PROBLEM DETAILS. What is the number of lines in the listing below that contain the string "this"? Give that number only.

THE INPUT.
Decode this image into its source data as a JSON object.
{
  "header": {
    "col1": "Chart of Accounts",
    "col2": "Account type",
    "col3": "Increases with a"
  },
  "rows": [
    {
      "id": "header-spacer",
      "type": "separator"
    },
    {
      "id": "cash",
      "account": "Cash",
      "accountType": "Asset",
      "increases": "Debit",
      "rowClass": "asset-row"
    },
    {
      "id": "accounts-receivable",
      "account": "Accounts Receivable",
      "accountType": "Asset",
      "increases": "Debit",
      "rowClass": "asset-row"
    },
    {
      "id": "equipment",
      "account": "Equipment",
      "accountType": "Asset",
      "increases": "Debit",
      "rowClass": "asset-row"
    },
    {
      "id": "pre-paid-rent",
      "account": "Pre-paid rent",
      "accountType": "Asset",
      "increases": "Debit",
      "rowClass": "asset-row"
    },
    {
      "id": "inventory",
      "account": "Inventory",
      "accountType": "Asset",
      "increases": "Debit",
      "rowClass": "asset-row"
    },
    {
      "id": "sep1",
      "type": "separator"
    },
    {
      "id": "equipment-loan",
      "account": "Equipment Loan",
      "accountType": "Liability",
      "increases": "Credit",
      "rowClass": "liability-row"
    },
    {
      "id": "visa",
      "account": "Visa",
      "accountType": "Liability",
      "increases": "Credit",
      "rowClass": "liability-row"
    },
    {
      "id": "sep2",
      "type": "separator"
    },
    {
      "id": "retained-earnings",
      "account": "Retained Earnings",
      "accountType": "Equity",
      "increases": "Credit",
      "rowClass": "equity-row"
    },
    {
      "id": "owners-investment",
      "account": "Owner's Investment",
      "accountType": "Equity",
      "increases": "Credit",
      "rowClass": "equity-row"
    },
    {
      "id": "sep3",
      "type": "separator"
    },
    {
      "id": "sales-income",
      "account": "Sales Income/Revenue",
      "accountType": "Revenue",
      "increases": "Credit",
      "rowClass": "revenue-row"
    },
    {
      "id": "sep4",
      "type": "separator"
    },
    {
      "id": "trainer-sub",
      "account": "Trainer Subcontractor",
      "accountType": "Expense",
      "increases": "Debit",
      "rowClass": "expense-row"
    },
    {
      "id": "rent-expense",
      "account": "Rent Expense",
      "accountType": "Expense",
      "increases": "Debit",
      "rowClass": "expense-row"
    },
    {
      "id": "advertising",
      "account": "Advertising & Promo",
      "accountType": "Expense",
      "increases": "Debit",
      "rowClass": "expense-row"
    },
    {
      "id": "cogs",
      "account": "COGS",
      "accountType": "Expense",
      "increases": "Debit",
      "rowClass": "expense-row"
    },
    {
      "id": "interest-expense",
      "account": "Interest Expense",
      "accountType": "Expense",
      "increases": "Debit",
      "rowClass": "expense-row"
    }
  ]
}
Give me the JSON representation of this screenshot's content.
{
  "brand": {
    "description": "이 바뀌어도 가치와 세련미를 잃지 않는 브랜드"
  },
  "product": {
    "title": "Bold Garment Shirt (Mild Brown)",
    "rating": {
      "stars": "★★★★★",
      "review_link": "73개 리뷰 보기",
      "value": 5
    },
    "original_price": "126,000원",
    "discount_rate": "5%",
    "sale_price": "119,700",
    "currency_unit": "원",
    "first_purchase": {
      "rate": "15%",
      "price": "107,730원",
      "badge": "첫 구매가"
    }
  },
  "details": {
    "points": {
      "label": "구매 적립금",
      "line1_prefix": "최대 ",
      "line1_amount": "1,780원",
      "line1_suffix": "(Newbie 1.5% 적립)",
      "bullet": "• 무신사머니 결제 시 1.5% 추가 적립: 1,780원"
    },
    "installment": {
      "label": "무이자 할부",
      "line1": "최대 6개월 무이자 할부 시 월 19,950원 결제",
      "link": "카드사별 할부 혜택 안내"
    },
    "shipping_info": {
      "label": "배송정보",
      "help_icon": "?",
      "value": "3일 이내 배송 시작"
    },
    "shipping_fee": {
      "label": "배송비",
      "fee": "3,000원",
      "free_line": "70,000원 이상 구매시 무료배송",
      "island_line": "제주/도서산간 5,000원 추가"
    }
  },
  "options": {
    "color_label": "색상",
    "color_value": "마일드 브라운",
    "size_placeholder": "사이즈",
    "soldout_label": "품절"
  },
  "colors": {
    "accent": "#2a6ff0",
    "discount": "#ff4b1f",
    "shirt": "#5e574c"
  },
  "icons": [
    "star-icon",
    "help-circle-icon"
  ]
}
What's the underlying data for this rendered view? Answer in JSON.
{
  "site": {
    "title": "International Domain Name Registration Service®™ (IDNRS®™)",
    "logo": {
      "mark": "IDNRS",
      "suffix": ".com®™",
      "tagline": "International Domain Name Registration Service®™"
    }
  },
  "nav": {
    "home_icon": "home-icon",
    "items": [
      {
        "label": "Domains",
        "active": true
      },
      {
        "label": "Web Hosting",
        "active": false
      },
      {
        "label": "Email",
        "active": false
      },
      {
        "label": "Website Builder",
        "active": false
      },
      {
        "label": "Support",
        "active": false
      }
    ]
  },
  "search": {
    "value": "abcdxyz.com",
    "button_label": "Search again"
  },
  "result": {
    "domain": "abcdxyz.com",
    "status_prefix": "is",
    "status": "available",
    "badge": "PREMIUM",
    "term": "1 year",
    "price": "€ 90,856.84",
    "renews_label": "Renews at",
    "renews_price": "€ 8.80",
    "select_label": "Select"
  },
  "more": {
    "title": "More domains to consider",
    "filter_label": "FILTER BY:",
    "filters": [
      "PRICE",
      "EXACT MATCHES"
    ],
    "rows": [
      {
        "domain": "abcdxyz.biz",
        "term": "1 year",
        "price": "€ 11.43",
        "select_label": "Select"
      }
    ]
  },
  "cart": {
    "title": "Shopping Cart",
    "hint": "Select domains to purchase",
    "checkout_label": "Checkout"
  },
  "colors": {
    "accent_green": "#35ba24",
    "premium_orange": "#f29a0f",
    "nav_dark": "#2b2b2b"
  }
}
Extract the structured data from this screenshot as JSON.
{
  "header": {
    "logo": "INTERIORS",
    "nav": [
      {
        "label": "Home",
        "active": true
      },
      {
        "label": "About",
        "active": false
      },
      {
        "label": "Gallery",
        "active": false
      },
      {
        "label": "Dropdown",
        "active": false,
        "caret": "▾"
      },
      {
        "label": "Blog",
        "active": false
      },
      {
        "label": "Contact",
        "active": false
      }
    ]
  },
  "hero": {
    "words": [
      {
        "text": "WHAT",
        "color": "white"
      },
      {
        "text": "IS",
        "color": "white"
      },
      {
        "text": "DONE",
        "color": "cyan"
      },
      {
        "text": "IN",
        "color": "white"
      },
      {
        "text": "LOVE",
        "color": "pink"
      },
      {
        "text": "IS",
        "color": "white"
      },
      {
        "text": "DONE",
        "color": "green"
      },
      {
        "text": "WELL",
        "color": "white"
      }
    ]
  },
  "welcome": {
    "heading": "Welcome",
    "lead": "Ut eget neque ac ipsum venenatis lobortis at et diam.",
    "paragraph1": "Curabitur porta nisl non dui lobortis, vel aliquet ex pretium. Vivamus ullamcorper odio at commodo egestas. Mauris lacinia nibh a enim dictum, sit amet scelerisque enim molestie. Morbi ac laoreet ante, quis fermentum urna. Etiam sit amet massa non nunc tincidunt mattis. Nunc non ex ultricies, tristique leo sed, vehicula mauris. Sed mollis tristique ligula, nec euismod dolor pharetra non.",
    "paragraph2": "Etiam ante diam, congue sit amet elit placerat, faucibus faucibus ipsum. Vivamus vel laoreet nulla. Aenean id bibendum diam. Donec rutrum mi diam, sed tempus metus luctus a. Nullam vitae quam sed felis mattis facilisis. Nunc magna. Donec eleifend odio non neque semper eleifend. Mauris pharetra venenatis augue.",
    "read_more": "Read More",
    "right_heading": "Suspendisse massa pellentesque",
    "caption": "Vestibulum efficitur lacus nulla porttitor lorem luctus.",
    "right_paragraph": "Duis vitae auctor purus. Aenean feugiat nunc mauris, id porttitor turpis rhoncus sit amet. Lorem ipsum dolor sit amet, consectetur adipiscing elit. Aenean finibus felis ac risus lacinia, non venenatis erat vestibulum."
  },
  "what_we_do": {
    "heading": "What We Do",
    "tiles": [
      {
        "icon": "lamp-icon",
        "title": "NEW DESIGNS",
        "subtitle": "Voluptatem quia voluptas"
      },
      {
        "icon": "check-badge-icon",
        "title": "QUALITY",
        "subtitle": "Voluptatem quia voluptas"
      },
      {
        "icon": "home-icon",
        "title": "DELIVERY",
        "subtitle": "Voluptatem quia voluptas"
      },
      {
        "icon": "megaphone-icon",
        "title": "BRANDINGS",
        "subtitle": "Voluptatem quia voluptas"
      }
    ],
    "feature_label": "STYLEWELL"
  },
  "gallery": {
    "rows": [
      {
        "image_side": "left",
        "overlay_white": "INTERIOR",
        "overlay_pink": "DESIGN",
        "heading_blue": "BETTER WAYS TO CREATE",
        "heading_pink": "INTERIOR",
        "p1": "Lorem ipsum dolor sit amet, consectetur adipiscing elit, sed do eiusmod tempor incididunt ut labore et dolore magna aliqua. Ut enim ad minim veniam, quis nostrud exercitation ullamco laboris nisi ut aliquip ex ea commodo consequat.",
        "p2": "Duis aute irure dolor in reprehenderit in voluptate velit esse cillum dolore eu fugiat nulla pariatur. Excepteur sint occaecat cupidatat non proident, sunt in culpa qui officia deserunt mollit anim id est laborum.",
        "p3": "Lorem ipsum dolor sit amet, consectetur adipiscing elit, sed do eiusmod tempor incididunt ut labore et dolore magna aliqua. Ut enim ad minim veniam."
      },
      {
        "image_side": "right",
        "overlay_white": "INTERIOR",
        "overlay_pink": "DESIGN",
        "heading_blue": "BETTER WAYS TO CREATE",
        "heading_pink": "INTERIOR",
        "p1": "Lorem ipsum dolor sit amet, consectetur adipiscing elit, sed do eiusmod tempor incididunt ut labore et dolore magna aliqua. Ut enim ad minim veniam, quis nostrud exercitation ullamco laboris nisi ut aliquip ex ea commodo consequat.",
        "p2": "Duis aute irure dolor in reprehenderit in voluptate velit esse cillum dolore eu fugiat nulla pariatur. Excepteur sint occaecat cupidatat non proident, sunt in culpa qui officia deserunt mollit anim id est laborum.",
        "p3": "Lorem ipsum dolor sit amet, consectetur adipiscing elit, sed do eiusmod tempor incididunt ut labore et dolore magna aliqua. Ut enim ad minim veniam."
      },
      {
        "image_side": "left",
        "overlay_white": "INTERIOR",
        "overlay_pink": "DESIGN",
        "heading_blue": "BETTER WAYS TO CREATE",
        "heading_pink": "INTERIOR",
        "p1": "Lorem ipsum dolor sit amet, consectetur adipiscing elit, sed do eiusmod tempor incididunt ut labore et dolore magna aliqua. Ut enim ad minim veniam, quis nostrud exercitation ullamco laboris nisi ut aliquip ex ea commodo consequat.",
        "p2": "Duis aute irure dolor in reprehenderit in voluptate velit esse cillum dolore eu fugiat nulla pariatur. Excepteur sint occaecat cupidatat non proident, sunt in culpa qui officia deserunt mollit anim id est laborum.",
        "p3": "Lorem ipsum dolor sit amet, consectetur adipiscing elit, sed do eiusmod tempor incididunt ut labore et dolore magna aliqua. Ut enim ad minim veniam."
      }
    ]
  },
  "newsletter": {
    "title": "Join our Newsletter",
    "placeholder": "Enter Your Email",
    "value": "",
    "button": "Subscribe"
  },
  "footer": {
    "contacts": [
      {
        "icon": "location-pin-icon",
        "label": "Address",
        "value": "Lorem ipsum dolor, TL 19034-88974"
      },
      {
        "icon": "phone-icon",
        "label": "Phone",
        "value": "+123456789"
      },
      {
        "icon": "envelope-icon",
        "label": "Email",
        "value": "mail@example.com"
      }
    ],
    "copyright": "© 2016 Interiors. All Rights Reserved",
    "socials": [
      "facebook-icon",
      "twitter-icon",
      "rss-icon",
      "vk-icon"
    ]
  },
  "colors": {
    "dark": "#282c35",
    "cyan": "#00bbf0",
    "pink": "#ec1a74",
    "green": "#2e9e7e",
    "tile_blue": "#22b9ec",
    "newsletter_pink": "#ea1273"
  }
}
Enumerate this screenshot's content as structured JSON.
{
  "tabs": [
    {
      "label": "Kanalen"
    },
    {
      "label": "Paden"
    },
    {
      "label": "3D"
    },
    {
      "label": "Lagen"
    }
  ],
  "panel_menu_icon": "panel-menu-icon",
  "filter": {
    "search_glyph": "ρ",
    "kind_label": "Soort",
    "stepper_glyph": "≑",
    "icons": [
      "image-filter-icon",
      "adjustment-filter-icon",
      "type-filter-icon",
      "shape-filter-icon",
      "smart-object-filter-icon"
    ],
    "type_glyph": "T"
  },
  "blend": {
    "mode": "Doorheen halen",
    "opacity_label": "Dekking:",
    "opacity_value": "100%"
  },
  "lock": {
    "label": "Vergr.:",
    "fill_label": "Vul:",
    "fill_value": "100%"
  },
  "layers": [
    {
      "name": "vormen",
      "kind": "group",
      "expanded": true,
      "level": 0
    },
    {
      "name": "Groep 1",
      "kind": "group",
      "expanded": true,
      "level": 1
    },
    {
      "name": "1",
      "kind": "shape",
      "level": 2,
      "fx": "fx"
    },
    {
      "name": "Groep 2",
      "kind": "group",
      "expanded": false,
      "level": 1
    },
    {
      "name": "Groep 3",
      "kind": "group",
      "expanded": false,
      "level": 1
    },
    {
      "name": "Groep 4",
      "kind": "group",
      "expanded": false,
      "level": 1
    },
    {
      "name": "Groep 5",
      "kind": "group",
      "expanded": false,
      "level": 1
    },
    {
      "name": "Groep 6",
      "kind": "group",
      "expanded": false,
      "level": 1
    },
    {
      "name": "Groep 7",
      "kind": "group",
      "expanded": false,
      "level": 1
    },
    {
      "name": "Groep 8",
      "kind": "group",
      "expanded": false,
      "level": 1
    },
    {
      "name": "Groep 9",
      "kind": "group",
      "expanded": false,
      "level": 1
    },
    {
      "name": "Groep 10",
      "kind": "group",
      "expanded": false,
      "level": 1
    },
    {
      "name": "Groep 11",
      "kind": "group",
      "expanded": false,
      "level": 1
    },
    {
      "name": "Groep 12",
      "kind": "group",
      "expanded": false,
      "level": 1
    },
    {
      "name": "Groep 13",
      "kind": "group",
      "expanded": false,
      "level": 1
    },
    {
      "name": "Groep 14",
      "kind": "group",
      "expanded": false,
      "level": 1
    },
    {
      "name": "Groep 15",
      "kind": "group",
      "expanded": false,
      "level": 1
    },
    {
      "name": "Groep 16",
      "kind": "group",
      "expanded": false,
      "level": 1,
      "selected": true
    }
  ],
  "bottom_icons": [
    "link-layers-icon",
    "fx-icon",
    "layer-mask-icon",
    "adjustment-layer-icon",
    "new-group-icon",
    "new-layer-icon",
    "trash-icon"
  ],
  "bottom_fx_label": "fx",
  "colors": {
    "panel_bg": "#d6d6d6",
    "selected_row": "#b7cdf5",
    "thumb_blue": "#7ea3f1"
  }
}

RESULT BELOW. 5